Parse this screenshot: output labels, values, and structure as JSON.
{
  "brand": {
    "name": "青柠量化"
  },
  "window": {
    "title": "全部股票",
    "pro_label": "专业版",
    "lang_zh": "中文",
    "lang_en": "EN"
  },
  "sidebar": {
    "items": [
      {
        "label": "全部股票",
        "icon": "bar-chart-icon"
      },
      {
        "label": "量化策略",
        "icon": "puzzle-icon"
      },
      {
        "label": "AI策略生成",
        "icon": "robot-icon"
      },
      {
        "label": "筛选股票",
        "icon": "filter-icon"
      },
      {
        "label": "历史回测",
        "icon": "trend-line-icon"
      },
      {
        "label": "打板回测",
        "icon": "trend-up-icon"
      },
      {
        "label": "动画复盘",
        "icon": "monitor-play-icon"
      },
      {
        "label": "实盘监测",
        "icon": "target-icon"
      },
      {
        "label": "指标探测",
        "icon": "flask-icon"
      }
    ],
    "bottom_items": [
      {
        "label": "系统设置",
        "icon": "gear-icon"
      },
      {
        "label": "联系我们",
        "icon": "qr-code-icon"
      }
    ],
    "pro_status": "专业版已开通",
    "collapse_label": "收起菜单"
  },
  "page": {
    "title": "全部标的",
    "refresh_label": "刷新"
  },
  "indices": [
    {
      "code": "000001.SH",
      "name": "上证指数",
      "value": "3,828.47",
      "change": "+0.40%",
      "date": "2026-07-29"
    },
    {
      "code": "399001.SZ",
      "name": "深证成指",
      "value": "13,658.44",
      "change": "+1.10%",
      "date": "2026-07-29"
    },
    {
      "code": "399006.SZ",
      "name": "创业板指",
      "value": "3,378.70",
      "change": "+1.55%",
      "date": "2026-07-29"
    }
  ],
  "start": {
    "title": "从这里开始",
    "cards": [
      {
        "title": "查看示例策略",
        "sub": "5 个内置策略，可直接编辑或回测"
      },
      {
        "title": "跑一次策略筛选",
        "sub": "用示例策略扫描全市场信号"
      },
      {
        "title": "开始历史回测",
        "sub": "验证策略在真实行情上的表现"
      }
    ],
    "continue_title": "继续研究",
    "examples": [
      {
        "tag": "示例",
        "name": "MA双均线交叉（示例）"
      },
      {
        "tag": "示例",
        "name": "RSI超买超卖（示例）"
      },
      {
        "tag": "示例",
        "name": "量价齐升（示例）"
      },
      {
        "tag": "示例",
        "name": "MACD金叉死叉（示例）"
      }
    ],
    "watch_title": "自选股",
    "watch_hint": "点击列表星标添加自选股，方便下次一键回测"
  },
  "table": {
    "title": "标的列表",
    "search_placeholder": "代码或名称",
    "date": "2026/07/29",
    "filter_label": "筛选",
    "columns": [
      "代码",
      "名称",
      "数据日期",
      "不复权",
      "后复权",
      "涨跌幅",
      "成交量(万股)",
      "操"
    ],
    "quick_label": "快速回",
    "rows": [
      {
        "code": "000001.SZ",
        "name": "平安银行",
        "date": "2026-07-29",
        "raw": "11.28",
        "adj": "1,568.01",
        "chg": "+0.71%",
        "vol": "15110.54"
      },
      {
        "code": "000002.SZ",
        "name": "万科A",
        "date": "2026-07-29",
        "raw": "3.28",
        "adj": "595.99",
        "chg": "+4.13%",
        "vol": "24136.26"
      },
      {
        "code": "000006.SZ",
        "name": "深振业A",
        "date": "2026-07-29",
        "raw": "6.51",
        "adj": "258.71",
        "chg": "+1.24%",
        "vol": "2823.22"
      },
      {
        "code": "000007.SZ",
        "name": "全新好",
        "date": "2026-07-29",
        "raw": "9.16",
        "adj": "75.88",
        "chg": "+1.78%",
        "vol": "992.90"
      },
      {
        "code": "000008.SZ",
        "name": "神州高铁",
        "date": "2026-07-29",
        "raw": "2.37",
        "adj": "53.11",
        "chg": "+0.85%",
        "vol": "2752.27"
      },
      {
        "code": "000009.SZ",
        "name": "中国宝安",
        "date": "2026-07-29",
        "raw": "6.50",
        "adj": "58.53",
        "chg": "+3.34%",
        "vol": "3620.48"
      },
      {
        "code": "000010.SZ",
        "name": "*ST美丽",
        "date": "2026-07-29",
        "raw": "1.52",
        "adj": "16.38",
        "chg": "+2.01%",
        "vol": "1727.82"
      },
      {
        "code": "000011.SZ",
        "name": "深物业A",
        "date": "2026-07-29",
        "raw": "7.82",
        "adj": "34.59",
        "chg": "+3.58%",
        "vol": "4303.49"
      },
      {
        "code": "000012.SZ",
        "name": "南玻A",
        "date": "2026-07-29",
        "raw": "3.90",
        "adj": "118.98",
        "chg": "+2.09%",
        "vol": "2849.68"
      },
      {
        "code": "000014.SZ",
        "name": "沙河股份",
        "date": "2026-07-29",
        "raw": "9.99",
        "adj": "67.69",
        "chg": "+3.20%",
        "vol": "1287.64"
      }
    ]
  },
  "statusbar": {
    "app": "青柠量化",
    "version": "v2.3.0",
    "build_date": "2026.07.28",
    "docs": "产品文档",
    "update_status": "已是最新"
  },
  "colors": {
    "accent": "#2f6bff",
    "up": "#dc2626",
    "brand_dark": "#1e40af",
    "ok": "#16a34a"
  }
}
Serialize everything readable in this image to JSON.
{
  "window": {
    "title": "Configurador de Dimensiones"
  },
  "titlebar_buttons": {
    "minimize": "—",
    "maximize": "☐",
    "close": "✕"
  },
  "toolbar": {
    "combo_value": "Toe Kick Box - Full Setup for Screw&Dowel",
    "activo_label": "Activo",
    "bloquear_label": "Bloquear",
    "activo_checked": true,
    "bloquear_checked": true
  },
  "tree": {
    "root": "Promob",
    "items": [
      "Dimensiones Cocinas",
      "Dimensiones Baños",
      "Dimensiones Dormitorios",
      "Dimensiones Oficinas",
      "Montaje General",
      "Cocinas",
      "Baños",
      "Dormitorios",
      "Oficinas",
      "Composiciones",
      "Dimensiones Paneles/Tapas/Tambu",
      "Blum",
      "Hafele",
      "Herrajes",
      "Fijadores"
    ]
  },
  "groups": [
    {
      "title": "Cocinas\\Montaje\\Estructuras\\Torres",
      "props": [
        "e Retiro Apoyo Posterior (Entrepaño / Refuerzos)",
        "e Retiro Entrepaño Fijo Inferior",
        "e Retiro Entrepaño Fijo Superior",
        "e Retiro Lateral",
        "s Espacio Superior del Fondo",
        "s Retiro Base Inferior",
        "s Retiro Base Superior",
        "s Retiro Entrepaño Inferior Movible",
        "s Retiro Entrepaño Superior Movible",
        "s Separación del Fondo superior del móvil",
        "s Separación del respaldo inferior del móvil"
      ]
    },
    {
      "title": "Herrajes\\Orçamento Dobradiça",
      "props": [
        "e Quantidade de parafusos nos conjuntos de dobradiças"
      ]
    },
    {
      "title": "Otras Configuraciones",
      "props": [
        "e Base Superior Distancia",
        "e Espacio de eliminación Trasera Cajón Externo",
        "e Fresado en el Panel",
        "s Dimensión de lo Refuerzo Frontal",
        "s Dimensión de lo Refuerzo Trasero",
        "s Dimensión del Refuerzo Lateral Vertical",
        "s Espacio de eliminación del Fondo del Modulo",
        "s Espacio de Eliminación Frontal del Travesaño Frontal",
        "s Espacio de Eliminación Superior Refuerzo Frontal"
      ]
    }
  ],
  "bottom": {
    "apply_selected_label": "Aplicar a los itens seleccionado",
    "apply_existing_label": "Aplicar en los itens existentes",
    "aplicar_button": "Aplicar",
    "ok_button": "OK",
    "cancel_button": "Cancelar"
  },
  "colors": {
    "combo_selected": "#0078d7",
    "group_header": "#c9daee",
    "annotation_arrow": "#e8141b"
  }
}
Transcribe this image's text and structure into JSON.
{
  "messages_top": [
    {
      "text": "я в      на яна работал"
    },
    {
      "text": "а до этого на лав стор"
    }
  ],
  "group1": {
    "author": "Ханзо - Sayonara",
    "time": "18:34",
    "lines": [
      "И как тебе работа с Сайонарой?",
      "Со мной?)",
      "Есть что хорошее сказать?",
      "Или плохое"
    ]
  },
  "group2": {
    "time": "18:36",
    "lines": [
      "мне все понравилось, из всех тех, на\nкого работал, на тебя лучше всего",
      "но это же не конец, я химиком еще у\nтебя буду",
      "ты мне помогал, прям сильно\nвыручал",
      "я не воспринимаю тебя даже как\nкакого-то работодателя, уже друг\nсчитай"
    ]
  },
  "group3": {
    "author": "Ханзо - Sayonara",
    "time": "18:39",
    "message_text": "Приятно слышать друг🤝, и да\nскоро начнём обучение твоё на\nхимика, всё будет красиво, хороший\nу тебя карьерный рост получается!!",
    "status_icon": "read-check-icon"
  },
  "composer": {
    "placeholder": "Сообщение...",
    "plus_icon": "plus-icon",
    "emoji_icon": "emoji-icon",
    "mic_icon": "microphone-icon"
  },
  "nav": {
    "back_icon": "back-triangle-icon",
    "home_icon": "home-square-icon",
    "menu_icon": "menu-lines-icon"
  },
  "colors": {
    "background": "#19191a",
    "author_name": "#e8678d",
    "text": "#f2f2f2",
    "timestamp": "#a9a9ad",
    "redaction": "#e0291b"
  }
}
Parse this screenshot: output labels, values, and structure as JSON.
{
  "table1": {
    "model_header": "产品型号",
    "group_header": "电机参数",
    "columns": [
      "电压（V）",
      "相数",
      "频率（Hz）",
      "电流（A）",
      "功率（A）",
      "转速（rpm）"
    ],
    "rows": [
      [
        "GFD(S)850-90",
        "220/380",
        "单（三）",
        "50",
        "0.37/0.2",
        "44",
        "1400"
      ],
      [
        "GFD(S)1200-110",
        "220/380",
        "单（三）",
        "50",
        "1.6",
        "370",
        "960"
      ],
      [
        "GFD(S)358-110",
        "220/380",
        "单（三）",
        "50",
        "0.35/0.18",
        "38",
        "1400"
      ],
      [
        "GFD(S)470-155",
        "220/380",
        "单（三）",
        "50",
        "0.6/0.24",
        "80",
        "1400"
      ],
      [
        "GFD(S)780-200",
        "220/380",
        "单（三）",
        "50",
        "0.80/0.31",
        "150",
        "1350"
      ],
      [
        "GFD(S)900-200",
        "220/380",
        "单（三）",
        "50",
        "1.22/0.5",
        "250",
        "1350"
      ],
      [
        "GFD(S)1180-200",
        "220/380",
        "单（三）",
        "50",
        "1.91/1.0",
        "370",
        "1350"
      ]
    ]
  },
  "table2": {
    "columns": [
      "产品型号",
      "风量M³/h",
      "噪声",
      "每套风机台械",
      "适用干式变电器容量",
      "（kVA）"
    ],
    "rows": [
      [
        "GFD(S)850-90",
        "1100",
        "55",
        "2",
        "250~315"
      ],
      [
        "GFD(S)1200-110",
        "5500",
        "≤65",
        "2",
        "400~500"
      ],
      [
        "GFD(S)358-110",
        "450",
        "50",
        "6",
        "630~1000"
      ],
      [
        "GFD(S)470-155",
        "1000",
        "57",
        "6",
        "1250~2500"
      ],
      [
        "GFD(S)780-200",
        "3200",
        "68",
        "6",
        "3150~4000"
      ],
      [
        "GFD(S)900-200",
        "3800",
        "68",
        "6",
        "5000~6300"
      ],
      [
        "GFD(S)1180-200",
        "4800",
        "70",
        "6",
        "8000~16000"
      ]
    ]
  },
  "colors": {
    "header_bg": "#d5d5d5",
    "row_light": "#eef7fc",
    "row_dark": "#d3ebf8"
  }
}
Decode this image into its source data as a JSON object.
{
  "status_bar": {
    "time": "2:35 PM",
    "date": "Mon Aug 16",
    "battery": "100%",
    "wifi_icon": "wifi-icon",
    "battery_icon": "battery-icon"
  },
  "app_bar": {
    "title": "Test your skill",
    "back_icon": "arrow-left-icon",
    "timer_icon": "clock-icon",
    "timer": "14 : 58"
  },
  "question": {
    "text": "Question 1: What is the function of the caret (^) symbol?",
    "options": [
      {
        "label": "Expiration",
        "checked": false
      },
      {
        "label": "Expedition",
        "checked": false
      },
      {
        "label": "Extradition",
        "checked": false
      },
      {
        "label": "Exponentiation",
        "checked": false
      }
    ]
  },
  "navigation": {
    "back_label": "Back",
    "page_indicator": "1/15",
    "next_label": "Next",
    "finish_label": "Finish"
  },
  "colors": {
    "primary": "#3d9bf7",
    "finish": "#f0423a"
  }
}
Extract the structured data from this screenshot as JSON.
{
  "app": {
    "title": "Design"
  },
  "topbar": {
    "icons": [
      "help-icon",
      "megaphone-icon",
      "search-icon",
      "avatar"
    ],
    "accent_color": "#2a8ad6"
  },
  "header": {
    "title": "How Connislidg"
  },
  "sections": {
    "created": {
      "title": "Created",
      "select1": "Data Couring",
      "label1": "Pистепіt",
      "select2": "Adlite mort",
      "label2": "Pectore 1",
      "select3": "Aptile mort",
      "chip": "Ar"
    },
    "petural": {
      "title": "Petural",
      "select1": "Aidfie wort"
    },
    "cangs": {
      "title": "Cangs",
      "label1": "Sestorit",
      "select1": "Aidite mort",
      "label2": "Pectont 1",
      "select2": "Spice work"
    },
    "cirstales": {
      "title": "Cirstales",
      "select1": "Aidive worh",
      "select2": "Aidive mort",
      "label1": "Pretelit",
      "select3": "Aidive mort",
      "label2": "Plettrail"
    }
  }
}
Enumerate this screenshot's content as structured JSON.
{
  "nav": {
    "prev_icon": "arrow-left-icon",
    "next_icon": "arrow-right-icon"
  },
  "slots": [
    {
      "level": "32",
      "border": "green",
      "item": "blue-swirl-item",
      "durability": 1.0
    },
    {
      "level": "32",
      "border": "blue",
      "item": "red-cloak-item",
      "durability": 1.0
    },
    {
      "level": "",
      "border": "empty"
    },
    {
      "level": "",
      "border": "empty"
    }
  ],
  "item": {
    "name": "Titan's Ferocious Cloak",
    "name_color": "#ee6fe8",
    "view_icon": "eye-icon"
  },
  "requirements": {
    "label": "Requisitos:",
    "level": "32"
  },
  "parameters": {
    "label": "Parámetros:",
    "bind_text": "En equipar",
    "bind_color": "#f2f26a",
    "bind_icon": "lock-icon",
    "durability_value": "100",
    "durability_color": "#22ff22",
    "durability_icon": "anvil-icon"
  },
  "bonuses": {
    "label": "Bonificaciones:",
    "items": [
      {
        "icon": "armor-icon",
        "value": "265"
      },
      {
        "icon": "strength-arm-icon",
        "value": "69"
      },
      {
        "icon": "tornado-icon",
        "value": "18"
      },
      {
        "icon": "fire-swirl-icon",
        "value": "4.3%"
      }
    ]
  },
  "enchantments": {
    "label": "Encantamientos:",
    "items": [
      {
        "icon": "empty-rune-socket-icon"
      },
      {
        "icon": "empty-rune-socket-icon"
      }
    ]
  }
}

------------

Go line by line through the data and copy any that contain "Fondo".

Answer space:
        "s Espacio Superior del Fondo",
        "s Separación del Fondo superior del móvil",
        "s Espacio de eliminación del Fondo del Modulo",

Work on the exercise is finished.